> _Input for this task_
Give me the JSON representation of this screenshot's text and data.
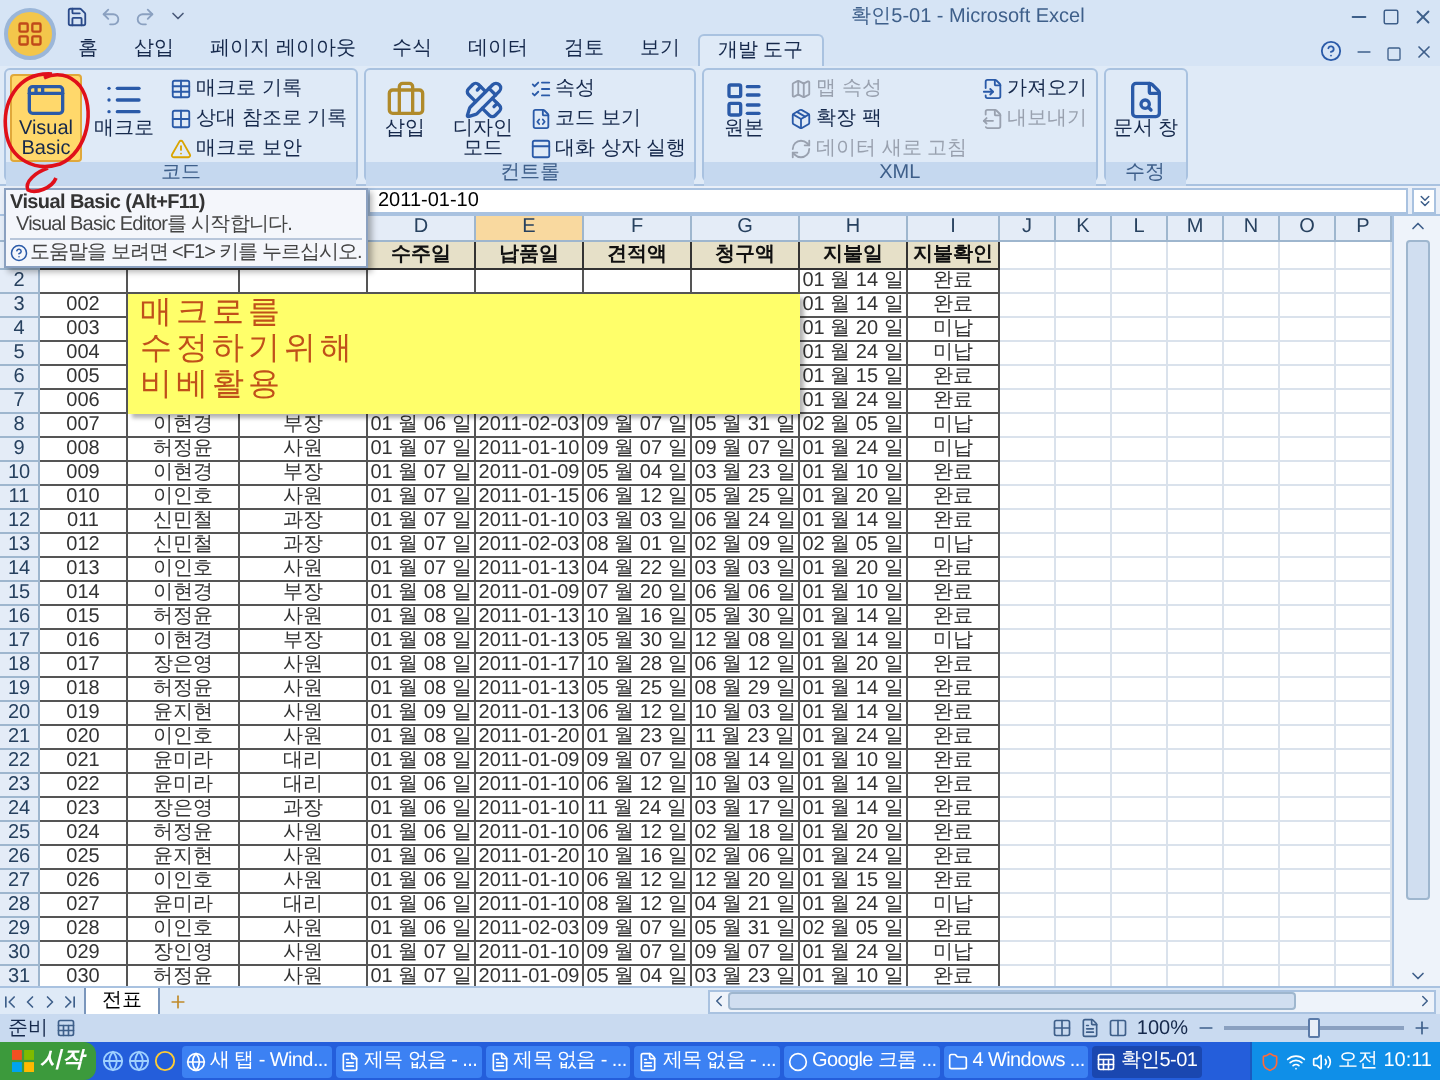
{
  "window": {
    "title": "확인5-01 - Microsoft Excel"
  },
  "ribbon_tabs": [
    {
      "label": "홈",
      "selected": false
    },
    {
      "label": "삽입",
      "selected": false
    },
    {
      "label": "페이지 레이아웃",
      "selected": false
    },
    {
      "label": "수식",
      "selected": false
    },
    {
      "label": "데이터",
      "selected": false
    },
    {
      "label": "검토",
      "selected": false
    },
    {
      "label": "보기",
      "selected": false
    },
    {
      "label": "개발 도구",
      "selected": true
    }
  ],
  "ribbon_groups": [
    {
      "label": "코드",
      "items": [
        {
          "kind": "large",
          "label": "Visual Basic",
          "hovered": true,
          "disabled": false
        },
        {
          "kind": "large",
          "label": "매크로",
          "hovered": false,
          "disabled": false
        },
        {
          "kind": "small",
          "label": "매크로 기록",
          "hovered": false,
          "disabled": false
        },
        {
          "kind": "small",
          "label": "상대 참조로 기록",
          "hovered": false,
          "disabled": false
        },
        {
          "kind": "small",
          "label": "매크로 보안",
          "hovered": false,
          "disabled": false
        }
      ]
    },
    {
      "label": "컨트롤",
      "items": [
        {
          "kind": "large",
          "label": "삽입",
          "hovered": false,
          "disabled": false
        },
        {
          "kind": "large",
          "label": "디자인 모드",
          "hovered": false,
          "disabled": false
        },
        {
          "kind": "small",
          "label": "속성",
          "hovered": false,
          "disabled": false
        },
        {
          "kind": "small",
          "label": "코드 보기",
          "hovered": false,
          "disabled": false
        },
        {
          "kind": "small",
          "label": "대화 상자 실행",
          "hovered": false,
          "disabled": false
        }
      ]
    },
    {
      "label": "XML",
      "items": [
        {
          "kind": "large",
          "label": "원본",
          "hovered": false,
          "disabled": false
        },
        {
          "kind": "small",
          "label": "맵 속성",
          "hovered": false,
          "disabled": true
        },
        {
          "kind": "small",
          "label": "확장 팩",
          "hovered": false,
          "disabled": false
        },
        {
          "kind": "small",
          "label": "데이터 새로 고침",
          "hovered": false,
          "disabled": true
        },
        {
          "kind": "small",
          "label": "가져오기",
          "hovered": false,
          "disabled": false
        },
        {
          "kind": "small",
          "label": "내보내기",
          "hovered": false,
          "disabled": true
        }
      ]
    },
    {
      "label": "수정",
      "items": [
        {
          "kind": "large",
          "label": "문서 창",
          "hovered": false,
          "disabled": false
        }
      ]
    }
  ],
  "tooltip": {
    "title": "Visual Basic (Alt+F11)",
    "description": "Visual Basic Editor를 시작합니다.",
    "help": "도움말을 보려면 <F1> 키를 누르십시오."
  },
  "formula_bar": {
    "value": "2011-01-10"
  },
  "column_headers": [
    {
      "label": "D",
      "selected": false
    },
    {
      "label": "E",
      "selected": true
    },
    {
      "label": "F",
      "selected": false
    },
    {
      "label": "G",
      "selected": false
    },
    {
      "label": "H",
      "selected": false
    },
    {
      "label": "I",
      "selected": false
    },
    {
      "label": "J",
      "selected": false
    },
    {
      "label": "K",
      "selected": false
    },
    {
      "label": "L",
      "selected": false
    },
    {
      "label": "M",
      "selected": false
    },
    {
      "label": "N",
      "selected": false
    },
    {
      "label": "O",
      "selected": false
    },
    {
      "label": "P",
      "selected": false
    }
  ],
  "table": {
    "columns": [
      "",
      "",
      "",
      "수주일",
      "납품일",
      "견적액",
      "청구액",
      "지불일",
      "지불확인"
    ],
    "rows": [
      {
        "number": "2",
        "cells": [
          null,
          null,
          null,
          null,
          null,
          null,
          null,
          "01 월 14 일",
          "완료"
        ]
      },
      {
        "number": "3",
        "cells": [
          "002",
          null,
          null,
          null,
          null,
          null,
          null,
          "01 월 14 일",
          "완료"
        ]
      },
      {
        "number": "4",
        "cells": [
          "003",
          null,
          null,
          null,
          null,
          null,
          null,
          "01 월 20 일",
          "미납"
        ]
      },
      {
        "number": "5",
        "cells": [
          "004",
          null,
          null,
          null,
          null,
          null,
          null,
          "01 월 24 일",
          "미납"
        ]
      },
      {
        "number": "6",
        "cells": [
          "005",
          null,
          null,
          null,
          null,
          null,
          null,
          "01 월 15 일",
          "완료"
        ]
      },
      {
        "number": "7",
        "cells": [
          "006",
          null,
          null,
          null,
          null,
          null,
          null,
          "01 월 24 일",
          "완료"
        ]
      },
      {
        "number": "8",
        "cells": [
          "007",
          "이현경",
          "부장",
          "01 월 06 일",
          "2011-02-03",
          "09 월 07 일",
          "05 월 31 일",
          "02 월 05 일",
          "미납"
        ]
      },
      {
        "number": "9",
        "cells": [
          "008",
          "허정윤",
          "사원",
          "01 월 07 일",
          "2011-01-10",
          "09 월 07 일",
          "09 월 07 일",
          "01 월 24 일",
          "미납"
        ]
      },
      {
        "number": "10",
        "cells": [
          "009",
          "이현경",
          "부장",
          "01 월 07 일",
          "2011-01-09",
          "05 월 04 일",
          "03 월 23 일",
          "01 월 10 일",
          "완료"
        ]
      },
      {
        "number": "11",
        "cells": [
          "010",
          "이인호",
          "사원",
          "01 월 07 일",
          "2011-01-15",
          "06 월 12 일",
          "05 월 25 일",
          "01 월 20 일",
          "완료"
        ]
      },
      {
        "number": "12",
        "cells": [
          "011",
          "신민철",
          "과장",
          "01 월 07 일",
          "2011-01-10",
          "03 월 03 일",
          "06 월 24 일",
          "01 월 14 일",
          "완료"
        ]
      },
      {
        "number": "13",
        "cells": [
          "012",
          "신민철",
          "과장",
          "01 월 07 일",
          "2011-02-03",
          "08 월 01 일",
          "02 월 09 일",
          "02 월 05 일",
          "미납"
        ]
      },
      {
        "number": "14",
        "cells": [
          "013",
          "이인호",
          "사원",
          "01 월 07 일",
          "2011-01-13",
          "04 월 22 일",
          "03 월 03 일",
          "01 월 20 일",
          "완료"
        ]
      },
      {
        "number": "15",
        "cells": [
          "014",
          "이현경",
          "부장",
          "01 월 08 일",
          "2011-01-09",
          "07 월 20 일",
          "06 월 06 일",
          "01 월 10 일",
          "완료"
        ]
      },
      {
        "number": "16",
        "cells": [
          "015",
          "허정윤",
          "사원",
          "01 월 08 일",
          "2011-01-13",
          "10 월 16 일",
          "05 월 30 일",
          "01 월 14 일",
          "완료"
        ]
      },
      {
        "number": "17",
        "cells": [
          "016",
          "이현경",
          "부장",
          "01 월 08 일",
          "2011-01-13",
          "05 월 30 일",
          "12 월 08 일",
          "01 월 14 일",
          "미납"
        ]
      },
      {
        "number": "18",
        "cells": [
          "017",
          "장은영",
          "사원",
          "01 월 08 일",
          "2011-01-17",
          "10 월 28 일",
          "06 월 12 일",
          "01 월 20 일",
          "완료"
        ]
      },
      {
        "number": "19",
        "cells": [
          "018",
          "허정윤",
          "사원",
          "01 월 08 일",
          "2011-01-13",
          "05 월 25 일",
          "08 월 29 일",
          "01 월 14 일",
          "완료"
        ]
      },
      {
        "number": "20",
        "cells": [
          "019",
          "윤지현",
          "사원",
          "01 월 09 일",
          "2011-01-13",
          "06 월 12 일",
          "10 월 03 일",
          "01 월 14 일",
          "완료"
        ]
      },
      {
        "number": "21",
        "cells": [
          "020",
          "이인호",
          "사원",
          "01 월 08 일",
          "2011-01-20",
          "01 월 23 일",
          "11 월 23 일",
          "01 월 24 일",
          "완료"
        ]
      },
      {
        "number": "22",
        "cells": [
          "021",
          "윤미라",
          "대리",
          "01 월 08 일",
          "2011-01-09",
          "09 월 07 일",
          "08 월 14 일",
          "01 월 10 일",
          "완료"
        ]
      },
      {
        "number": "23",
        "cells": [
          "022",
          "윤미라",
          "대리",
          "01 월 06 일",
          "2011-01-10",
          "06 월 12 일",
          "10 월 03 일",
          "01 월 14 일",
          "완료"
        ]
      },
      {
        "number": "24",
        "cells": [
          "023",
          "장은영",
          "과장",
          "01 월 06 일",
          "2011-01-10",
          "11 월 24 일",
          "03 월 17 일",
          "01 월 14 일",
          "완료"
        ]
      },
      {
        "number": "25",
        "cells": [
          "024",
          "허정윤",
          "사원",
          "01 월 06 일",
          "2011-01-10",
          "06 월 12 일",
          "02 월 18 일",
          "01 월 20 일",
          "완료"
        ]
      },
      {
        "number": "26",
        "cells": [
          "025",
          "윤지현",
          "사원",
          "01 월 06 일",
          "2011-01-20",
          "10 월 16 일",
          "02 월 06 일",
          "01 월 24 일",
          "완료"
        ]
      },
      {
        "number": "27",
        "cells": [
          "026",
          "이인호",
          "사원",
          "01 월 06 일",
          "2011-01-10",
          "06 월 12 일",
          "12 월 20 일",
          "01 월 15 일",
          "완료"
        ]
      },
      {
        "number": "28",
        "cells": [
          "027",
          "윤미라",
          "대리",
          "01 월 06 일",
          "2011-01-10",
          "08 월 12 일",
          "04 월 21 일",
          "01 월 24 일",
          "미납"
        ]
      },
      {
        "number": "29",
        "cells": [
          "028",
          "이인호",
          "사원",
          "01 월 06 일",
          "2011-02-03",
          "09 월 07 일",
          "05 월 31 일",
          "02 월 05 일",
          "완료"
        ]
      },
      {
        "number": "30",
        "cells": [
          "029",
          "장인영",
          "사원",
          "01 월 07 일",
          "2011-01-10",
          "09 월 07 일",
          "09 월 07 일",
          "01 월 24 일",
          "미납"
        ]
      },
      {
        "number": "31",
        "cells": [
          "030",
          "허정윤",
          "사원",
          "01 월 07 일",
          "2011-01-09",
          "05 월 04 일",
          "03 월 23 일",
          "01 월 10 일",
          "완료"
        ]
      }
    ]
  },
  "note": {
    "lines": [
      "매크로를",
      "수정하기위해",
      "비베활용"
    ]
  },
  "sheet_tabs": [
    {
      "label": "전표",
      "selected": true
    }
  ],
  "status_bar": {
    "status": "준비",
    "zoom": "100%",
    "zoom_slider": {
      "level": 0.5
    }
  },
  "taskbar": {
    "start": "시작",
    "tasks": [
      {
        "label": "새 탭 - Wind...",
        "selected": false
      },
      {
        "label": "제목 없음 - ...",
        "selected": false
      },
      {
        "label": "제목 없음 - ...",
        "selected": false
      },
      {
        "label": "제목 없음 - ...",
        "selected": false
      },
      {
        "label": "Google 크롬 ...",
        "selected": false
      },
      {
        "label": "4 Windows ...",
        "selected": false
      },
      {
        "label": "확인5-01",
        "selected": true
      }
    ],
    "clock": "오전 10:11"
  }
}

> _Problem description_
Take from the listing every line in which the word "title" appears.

> _Expected answer_
    "title": "확인5-01 - Microsoft Excel"
    "title": "Visual Basic (Alt+F11)",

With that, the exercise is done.